The Portland Pirates, American Hockey League affiliate of the Phoenix Coyotes, today announced the team’s collaboration with Maine CDC Partnership for a Tobacco-Free Maine (PTM). The Pirates will go tobacco-free as part of an effort to improve player and employee health while raising awareness about the risks of tobacco use.
The Pirates are inviting their fans and supporters to join them in their tobacco-free pledge with support from PTM’s free resources.
The Pirates are kicking off their pledge on National Kick Butts Day, March 20. Kick Butts Day empowers youth to take action against tobacco. The team’s hope is that their young fans will follow their lead by living tobacco-free.
“I’m so proud of the Pirates organization for taking control of their health and setting a good example for their fans,” said Dr. Sheila Pinette, executive director of the Maine Center for Disease Control and Prevention (CDC). “I encourage any Pirate or fan to take advantage of our state’s exceptional tobacco-control program. This offer extends to every Mainer out there who is still struggling to quit tobacco.”

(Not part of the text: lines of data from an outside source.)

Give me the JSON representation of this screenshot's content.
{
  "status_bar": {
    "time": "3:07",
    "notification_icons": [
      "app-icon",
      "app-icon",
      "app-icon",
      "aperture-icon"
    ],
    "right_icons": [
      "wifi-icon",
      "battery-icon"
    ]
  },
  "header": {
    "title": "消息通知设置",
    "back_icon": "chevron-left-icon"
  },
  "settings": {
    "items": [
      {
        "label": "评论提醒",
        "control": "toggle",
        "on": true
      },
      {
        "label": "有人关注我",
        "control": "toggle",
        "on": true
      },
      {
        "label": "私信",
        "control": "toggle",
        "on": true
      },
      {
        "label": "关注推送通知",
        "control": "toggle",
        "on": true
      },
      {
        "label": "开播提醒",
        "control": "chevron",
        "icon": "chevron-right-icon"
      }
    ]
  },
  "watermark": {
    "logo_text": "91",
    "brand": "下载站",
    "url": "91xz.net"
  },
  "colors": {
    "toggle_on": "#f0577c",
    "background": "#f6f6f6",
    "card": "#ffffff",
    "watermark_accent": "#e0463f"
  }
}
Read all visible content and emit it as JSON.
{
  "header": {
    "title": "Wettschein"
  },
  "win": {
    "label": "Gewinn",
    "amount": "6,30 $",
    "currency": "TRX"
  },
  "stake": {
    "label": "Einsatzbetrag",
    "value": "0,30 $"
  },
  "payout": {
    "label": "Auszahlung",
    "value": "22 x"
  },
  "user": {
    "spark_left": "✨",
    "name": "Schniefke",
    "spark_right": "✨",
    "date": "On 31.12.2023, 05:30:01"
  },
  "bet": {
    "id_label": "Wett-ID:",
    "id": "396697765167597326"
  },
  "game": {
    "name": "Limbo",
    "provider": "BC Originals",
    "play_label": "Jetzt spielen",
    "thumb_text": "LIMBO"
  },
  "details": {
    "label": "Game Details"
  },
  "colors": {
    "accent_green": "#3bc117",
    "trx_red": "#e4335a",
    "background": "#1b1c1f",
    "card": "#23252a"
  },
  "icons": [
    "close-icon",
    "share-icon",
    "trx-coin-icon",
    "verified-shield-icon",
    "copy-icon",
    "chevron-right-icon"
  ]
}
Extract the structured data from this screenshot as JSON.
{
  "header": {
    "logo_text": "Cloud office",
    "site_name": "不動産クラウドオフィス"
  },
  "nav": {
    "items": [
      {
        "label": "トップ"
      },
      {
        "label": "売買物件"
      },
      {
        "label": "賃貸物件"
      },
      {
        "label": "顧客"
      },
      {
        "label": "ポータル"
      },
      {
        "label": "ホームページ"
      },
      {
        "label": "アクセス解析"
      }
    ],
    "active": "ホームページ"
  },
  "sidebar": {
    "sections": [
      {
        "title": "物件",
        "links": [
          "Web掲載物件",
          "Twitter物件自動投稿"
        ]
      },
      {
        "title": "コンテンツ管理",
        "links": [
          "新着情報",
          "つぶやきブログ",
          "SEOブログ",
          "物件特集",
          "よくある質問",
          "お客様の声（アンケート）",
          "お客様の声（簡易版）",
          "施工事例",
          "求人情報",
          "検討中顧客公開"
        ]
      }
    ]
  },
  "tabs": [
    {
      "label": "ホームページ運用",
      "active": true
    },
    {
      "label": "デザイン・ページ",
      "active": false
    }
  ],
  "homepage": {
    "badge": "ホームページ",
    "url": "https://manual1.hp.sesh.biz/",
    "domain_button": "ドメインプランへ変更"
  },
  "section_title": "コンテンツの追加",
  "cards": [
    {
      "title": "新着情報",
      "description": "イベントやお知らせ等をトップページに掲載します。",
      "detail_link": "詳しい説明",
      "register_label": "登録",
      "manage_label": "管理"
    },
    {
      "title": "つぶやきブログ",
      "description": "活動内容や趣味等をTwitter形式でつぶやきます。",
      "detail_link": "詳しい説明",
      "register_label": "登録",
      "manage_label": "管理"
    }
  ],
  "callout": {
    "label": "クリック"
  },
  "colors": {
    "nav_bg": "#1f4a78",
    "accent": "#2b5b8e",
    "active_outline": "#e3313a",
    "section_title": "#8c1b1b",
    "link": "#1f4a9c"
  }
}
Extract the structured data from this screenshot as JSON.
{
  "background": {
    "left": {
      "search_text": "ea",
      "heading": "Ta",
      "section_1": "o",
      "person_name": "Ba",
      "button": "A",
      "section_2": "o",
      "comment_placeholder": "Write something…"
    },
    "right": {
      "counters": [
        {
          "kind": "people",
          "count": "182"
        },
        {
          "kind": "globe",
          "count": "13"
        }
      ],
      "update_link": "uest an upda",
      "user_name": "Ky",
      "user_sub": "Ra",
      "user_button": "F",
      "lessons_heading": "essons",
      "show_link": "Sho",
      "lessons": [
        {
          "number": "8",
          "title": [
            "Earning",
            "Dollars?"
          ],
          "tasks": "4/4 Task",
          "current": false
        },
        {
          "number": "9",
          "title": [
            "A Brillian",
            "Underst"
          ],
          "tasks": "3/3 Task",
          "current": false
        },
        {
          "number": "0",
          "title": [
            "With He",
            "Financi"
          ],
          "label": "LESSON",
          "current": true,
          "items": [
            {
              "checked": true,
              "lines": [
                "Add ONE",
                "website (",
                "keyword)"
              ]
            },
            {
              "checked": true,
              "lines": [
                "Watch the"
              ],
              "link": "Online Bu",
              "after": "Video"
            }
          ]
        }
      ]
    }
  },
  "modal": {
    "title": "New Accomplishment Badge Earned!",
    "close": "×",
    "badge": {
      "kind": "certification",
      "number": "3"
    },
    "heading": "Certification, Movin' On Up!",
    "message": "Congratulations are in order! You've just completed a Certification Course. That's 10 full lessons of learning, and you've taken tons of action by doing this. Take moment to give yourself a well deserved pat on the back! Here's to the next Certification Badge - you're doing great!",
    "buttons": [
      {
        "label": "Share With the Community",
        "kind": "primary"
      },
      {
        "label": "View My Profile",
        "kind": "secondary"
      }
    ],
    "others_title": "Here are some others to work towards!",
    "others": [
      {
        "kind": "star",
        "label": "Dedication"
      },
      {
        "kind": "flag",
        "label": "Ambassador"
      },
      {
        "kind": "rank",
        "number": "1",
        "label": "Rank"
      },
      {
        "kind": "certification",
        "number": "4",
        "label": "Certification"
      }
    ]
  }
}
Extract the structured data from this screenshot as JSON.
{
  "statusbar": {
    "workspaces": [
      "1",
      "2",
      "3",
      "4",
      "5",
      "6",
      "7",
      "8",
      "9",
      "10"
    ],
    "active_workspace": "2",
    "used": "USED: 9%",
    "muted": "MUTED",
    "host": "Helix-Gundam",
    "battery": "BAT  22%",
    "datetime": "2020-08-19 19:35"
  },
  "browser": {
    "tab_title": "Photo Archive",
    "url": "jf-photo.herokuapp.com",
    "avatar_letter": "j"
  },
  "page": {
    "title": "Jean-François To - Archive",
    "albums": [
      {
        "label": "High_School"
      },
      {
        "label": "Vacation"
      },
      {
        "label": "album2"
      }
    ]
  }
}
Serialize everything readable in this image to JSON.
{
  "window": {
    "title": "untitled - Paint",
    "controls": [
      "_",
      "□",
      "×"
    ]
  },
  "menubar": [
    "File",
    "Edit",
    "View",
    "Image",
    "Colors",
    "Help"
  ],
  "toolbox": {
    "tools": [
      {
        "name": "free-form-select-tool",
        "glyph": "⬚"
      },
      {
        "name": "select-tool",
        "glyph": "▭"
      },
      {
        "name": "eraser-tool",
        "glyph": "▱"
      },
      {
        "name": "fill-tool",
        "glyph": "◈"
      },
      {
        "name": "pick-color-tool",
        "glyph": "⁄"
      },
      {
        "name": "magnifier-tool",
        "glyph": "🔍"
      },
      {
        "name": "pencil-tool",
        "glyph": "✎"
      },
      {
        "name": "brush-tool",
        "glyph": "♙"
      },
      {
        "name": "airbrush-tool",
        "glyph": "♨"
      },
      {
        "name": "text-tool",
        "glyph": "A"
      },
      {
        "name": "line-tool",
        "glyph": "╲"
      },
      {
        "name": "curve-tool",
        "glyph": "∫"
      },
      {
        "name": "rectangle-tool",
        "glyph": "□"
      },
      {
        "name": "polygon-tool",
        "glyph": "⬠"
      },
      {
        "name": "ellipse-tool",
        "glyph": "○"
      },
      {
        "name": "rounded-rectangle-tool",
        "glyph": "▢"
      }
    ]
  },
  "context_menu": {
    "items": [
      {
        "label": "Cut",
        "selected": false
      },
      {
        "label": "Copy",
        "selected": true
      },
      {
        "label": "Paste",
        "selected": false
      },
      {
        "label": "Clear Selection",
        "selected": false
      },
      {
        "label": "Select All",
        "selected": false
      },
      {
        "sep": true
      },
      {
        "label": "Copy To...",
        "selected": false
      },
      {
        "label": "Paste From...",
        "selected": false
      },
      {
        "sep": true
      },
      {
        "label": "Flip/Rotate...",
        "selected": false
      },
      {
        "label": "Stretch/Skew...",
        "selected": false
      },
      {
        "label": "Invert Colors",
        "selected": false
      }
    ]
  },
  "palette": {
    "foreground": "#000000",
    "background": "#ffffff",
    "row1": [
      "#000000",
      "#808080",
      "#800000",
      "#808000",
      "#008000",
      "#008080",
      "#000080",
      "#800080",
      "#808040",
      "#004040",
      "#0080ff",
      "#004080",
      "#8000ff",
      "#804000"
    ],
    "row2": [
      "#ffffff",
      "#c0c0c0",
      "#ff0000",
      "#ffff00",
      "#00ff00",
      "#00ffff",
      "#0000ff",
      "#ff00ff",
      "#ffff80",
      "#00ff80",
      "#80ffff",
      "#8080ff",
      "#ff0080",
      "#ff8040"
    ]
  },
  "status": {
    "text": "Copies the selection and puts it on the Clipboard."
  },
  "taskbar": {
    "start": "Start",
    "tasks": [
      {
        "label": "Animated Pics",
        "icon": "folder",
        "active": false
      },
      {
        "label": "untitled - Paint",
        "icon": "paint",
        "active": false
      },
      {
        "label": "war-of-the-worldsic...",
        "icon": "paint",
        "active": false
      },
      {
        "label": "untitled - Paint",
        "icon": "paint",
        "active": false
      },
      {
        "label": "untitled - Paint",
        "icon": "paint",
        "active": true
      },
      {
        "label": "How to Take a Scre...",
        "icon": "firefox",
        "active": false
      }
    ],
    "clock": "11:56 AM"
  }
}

Everyone in the Pirates organization, including the Maine Hockey Group, the Portland Junior Pirates, and Pirates fans and customers, will receive information about accessing free support services through Maine CDC Partnership for a Tobacco Free Maine, including opportunities to take the tobacco-free pledge at all remaining Pirates home games.
“Our players take their health very seriously, and they understand the health consequences associated with tobacco use,” said Brian Petrovek, Pirates managing owner/CEO. “This is a great opportunity for the players, coaches, and staff to share the benefits of a tobacco free lifestyle with not only athletes of all ages but with all our fans in the region. We hope that thousands of others will take the pledge to live tobacco-free –- we will all be better for it.”
“We know a lot about [tobacco] now, so to me, you’ve got to take care of yourself. Put that stuff in your body, you’re asking for trouble,” said Pirates head coach Ray Edwards. “[Hockey players] have to keep our bodies at a higher level than a normal person, so it’s a no-brainer for any athlete to think smart about the way they take care of their body. My thought though is athlete, non-athlete, take care of your body, be smart.”
When asked why it’s important to be tobacco-free, Pirates captain Alexandre Bolduc said, “One day I’ll have kids, and I don’t want them to grow up without a father because of lung cancer, something like that, so I try and stay as healthy as possible so I can be with my kids as long as possible when the time comes. That’s pretty important to me.”
“Obviously it’s important, with the diseases that tobacco can cause and you see some of the things that happen to people -– people have their lips removed and stuff. Tobacco is a big thing in the hockey world, a lot of guys chew, so for us to go tobacco-free is awesome and hopefully we can start a new trend,” said Pirates forward and alternate captain Andy Miele.
If you are addicted to tobacco, Maine CDC Partnership for a Tobacco Free Maine has provided resources to help you quit. The Maine Tobacco HelpLine (800-207-1230) is a free tobacco-treatment phone service staffed by specialists. Callers can request telephone counseling and quit materials. People seeking to quit tobacco can also visit TheQuitlink.com, a web-based coaching system for tobacco users. The QuitLink connects people trying to quit with others who are in the quitting process or who have successfully quit. The online support network increases the likelihood of success for people trying to quit.